Minister Coveney's statement on Census 2016 Housing Data & Housing Statistics
The overarching objective of Rebuilding Ireland is to increase the national supply of housing to 25,000 homes per annum by 2021 or sooner, if possible. Given the emphasis on supply, measuring our starting point and tracking trends and progress in terms of new home builds is crucially important.
The communications and reporting processes supporting implementation of Rebuilding Ireland are comprehensive and transparent and we are committed to working with analysts and stakeholders to ensure that the measurement of construction activity is robust, accurate and consistent to the greatest extent possible.
In this context, I want to talk about the completion figures my Department uses and recent commentary around them in the media. Connections of electricity services by the ESB have long been used by my Department (and indeed many other housing analysts) as a reliable proxy for housing completions going back to the 1970’s. As I understand it, the ESB dataset is the only longitudinal comparator that gives full coverage of the data.
However, the ESB connections data has been criticised by some commentators and parts of the media as inaccurate and for overstating new builds. However, the premise for using it is quite simple. Only when a house is finished and ready for occupation is the electricity “switched on”.

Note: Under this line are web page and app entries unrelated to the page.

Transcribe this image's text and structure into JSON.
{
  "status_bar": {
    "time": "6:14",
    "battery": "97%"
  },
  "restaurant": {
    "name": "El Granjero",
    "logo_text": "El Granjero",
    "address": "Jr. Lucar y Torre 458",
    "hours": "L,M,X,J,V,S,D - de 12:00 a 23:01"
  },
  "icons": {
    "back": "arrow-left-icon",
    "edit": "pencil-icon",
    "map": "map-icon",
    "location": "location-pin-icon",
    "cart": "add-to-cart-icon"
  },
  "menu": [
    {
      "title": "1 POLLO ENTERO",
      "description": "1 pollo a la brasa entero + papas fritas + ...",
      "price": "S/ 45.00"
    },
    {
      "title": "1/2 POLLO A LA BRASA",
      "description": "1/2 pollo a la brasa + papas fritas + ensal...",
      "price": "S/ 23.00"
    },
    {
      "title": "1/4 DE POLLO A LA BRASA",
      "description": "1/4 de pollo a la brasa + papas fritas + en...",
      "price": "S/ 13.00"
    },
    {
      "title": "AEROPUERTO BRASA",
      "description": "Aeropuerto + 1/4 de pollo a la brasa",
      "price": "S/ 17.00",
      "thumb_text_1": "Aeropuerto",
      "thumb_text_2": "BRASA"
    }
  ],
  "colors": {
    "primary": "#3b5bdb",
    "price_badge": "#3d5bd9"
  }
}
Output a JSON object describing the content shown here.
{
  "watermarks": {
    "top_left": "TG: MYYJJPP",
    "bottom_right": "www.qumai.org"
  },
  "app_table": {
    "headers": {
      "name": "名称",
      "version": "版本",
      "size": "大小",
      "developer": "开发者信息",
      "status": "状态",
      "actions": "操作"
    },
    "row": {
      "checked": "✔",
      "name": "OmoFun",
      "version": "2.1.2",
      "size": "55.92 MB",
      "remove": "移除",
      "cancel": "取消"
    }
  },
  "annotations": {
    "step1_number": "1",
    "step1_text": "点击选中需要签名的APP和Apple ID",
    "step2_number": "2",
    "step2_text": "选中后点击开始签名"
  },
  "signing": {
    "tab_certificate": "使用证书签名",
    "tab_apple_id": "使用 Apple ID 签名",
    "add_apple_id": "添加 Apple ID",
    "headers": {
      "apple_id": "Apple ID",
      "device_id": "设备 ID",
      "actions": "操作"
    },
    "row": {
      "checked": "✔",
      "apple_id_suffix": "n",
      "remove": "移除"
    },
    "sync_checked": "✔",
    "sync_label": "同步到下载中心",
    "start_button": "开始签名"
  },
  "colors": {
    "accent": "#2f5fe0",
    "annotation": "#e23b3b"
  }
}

While it’s not the ESB’s job to count new houses, they work very positively with my Department in a partnership approach on this important task and understand how important the data is to us. The ESB gathers a lot of data at the time preceding connection. To ensure that we have the most in-depth understanding of this data set, my officials recently met the ESB and with the Central Statistics Office, who also play an important part in this process. A formal request has been made by my Department to the ESB Networks team for additional data to help isolate issues in the dataset such as the one mentioned below and in order to broaden the use of this dataset into other critical areas such as better understanding the issue of vacancy.

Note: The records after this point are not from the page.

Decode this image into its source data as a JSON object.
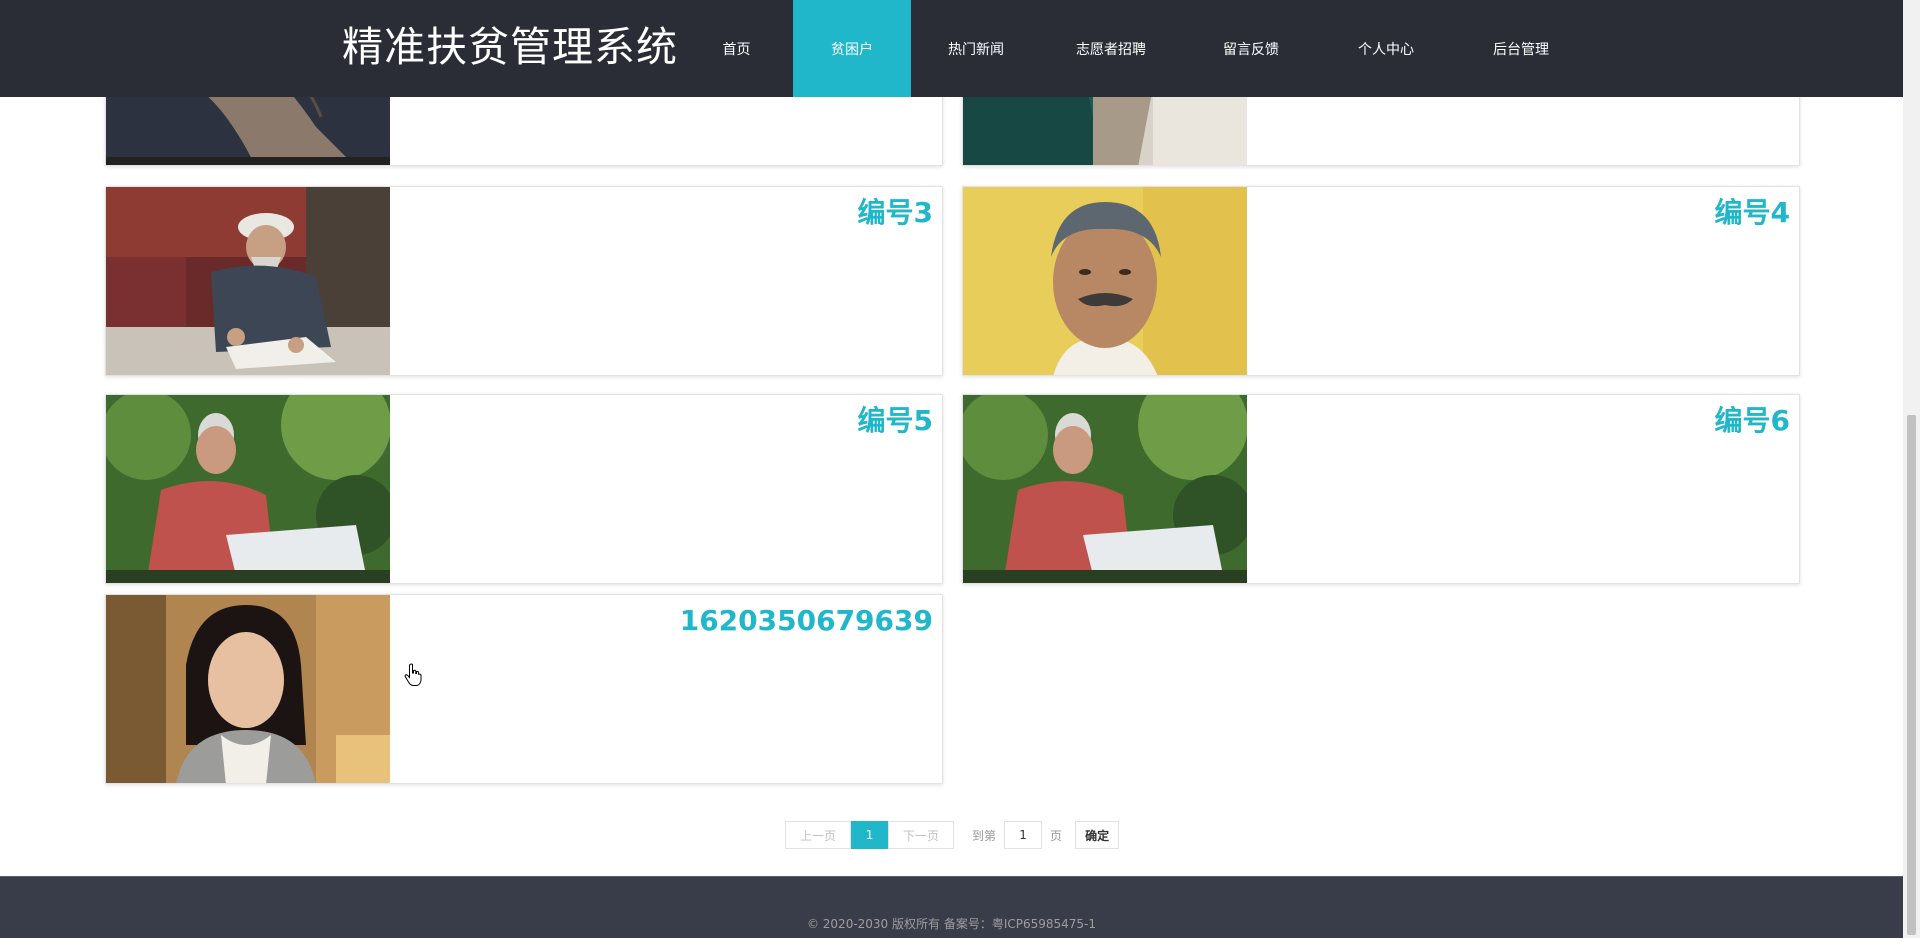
{
  "header": {
    "site_title": "精准扶贫管理系统",
    "nav": [
      {
        "label": "首页",
        "active": false
      },
      {
        "label": "贫困户",
        "active": true
      },
      {
        "label": "热门新闻",
        "active": false
      },
      {
        "label": "志愿者招聘",
        "active": false
      },
      {
        "label": "留言反馈",
        "active": false
      },
      {
        "label": "个人中心",
        "active": false
      },
      {
        "label": "后台管理",
        "active": false
      }
    ]
  },
  "cards": [
    {
      "title": ""
    },
    {
      "title": ""
    },
    {
      "title": "编号3"
    },
    {
      "title": "编号4"
    },
    {
      "title": "编号5"
    },
    {
      "title": "编号6"
    },
    {
      "title": "1620350679639"
    }
  ],
  "pagination": {
    "prev_label": "上一页",
    "current_page": "1",
    "next_label": "下一页",
    "goto_prefix": "到第",
    "goto_value": "1",
    "goto_suffix": "页",
    "confirm_label": "确定"
  },
  "footer": {
    "copyright": "© 2020-2030 版权所有 备案号：粤ICP65985475-1"
  },
  "colors": {
    "accent": "#1fb7c9",
    "header_bg": "#2a2d35",
    "footer_bg": "#393d49"
  }
}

One thing that has somewhat skewed the ESB data in recent years is housing that was started in the boom, stalled in the downturn for a number of years and finished in recent times. Of course, finishing out these homes and seeing them occupied is important and contributes to total properties available for occupation. These will wash out as more and more of the overhang from the crash is finished, connected and occupied.
Of course, the ESB figures are not the only data we use. We gather detailed information on homelessness, social housing delivery, private housing planning permissions and construction directly from local authorities and we use these important data sources to inform policy and assess its effectiveness.
For example, in order to programme expenditure and monitor progress, we have very strong data on each and every one of the 8,400 homes across the 504 projects in the social housing construction pipeline. We report on these projects on a quarterly basis.
In terms of residential construction on privately owned sites, the four Dublin local authorities monitor the 144 active housing sites in Dublin that are collectively building around 5,000 homes. We know the location and number of units for each site. In many ways, the scale and spread of the actual construction underway informs and validates our policy just as much as historic build figures.
The publication of Census 2016 data by the CSO on 6 April 2017 is very welcome and will be very useful in informing housing and planning policy in a variety of ways including household formation patterns generally and responding to specific needs such as an ageing population.
The total number of private households enumerated between Census 2011 and Census 2016 grew by 48,081 to just over 1.7m. The total completions per ESB connections between January 2011 and April 2016 (census time) was 55,240.
Some commentators have used the publication of the census figures to draw conclusions around completions. When examining the census data from a housing perspective there are nuances in the data which take time to analyse and understand, and premature conclusions can be unhelpful. For instance:
- The census data deals with permanently occupied dwellings rather than housing completions;
- A census question seeking the age of construction of the occupant’s house. The return for the category “from 2011 onwards” was 33,436 homes. However, 114,122 households did not respond at all, and of course there is no response (to this or any other question) from the very large number of vacant properties recorded.